Task to carry out
For each line below with the word "title", write out a copy.

┌─ The records

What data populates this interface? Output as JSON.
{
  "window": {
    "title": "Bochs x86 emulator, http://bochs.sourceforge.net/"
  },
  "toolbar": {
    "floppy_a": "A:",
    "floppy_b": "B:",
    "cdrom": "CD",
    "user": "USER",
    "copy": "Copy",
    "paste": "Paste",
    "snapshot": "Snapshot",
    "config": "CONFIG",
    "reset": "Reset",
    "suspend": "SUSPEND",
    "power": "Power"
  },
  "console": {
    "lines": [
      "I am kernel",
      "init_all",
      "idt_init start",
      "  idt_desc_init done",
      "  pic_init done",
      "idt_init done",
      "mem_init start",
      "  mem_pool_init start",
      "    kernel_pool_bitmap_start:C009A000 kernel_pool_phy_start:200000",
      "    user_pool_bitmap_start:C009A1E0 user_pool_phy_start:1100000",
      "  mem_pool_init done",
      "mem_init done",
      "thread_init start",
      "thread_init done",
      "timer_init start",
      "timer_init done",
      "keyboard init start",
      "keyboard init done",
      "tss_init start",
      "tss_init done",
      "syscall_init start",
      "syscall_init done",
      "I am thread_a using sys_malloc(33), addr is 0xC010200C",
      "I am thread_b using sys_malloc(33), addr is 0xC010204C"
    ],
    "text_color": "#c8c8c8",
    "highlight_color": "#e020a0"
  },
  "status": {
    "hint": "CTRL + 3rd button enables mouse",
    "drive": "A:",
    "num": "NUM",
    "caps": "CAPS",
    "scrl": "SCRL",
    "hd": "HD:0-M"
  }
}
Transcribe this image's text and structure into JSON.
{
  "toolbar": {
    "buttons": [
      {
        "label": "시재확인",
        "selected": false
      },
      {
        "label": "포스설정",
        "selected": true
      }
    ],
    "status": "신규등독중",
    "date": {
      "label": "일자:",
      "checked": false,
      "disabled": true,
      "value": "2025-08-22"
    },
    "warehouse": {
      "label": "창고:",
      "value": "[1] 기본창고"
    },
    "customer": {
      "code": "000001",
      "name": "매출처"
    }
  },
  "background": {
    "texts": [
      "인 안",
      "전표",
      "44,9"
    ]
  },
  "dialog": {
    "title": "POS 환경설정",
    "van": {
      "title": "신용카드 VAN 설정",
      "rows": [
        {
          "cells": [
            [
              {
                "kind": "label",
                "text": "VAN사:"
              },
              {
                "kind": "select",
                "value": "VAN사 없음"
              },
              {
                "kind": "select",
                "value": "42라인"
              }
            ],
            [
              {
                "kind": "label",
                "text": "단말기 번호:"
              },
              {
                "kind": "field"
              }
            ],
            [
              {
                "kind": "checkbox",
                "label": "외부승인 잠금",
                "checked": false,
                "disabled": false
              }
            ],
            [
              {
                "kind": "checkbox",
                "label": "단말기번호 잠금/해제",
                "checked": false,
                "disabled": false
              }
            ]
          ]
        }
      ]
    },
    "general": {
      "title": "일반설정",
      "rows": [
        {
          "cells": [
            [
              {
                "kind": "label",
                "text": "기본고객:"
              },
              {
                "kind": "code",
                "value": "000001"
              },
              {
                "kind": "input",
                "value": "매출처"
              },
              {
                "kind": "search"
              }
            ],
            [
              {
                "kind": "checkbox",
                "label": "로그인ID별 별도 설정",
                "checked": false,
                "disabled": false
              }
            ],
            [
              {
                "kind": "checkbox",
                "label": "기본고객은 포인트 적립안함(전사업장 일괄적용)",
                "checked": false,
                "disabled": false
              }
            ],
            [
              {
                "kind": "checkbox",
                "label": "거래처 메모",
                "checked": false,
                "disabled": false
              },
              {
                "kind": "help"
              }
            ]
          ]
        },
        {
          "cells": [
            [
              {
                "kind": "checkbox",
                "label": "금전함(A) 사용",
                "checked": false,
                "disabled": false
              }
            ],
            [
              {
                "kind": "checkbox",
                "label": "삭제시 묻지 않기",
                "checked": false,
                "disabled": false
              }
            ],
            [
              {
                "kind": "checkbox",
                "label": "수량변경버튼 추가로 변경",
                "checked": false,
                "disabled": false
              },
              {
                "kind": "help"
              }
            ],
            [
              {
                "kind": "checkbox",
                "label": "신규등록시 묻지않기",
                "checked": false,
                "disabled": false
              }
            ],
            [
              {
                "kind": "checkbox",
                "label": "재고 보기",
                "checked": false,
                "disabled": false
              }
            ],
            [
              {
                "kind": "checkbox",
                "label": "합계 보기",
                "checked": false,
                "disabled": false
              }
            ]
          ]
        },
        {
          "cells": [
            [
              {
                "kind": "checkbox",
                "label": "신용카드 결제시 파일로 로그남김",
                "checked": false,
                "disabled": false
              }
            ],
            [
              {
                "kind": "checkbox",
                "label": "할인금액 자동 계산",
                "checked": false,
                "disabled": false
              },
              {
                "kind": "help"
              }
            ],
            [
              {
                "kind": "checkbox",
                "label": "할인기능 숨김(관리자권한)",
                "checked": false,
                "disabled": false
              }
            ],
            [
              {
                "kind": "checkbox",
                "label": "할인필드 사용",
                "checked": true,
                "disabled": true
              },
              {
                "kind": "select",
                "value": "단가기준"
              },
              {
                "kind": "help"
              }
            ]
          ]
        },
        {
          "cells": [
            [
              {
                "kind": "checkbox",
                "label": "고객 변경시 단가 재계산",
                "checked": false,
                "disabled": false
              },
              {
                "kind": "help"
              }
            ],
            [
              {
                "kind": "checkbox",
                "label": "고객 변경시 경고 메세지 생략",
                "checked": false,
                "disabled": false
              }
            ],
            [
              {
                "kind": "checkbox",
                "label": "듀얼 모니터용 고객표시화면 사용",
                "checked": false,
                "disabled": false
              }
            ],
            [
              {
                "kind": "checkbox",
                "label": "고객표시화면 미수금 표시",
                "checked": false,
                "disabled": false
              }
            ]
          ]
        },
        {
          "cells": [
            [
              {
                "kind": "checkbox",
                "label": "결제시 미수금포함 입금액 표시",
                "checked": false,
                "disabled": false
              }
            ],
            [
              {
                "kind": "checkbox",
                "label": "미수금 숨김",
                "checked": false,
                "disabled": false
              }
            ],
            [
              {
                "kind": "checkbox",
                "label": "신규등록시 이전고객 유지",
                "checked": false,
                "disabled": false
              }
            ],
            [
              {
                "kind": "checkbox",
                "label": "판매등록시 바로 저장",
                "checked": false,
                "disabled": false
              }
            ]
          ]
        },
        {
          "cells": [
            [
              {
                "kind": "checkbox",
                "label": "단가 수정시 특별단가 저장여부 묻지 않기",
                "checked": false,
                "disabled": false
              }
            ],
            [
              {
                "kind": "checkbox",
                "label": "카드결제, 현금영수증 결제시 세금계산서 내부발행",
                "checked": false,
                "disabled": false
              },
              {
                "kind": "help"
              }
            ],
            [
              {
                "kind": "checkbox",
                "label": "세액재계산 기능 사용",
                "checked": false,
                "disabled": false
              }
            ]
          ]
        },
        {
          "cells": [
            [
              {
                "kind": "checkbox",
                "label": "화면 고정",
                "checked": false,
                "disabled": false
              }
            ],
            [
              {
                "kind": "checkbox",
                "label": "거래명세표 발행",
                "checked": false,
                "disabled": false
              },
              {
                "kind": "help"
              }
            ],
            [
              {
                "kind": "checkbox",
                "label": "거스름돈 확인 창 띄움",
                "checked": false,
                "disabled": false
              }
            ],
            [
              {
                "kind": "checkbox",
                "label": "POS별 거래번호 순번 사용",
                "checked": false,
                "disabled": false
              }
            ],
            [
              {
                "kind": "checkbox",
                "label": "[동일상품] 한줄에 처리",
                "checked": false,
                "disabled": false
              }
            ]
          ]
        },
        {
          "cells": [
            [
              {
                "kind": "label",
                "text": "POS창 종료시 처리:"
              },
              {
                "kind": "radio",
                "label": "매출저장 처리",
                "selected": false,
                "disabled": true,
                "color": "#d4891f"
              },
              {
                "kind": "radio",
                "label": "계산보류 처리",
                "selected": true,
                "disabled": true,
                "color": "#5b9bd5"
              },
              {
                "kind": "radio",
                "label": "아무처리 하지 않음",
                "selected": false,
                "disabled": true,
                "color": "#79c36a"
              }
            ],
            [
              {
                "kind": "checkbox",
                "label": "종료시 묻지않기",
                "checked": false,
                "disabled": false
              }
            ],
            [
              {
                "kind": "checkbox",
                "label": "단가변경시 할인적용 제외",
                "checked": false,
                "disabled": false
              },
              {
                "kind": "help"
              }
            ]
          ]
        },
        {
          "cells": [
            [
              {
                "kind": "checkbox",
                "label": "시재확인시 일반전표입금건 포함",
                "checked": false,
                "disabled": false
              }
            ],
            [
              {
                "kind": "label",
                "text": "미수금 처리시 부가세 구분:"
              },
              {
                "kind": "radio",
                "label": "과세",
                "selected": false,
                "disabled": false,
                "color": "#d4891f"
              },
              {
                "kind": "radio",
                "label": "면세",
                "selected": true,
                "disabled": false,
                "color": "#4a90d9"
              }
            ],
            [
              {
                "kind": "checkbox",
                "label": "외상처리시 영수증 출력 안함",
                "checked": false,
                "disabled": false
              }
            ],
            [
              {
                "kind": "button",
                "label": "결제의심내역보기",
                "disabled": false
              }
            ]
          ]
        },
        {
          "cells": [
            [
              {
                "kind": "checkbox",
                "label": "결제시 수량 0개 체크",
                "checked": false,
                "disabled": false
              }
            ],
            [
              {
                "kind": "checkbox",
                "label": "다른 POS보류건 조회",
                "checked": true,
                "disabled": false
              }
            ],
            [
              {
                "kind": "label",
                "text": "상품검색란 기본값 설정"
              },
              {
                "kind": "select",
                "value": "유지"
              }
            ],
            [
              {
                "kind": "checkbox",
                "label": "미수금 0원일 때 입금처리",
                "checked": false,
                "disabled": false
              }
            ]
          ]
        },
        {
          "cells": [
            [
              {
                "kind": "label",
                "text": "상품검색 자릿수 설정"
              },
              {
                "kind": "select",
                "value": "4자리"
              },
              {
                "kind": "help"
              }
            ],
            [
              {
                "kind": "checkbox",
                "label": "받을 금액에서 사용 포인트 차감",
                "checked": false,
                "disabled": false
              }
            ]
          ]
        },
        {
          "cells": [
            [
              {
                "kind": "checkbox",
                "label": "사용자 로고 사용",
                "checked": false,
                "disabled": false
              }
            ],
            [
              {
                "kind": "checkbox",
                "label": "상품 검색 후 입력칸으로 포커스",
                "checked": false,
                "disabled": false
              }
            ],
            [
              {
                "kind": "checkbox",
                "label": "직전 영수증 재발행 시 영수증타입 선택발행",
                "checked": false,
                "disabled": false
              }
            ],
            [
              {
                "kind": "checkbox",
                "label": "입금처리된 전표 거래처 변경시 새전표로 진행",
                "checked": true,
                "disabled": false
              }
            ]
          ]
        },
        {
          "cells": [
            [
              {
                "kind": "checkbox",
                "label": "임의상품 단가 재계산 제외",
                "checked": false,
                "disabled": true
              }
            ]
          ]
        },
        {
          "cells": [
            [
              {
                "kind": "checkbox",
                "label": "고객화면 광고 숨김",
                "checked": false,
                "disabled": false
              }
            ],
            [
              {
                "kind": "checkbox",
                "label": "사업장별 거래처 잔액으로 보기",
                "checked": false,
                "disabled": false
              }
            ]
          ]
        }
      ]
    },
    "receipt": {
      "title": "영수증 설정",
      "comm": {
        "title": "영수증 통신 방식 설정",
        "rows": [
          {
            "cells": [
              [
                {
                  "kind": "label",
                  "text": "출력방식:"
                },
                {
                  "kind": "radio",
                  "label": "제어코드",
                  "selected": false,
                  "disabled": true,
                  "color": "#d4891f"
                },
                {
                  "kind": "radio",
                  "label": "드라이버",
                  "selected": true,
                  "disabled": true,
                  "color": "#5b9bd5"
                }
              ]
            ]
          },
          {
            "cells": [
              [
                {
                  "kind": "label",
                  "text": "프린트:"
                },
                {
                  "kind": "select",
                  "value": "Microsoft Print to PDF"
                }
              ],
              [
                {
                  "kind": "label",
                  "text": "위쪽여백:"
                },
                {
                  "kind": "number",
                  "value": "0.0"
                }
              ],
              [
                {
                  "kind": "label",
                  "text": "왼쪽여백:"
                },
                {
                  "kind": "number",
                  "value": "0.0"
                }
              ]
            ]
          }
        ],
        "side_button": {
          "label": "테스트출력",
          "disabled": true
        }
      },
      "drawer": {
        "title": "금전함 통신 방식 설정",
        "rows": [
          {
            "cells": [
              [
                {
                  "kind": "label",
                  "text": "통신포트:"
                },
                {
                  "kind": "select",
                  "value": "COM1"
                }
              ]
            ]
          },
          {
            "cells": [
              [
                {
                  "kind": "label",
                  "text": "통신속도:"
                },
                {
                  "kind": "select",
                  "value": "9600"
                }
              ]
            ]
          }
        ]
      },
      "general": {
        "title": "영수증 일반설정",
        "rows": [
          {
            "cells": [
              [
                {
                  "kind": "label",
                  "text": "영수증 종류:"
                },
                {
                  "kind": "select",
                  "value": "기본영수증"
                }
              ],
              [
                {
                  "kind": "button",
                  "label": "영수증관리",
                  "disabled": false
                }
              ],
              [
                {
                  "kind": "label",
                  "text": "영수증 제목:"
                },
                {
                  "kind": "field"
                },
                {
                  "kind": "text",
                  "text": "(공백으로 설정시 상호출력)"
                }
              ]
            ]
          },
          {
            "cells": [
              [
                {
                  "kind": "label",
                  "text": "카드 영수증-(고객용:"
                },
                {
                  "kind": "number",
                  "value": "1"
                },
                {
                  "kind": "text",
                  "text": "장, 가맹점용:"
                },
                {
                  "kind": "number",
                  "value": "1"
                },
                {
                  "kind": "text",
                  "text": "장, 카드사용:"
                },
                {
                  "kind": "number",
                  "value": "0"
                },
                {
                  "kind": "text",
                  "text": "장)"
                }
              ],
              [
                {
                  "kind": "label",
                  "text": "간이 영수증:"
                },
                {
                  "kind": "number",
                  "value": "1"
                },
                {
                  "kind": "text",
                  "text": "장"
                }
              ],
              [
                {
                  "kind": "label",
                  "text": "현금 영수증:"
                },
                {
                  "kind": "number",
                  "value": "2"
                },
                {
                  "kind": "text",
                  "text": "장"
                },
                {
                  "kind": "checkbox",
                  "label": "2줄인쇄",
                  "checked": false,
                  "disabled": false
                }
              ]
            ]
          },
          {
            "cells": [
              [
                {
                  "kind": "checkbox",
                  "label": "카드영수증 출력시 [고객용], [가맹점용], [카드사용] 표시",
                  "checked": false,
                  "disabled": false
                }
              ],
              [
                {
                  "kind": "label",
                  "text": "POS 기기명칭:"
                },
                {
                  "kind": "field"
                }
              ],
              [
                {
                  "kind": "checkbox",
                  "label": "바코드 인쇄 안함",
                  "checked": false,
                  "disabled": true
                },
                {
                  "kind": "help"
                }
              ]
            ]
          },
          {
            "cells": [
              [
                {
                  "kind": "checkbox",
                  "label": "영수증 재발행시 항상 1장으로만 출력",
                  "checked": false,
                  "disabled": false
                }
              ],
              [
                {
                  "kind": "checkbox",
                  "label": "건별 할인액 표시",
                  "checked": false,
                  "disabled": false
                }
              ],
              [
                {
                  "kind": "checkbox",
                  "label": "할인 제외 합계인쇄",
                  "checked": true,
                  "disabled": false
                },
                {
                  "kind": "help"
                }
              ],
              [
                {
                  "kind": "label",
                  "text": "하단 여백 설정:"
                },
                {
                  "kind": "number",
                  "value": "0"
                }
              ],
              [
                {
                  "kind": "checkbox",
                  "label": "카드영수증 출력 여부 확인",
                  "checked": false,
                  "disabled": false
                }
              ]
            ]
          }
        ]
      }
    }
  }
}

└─

Answer below
    "title": "Bochs x86 emulator, http://bochs.sourceforge.net/"
    "title": "POS 환경설정",
      "title": "신용카드 VAN 설정",
      "title": "일반설정",
      "title": "영수증 설정",
        "title": "영수증 통신 방식 설정",
        "title": "금전함 통신 방식 설정",
        "title": "영수증 일반설정",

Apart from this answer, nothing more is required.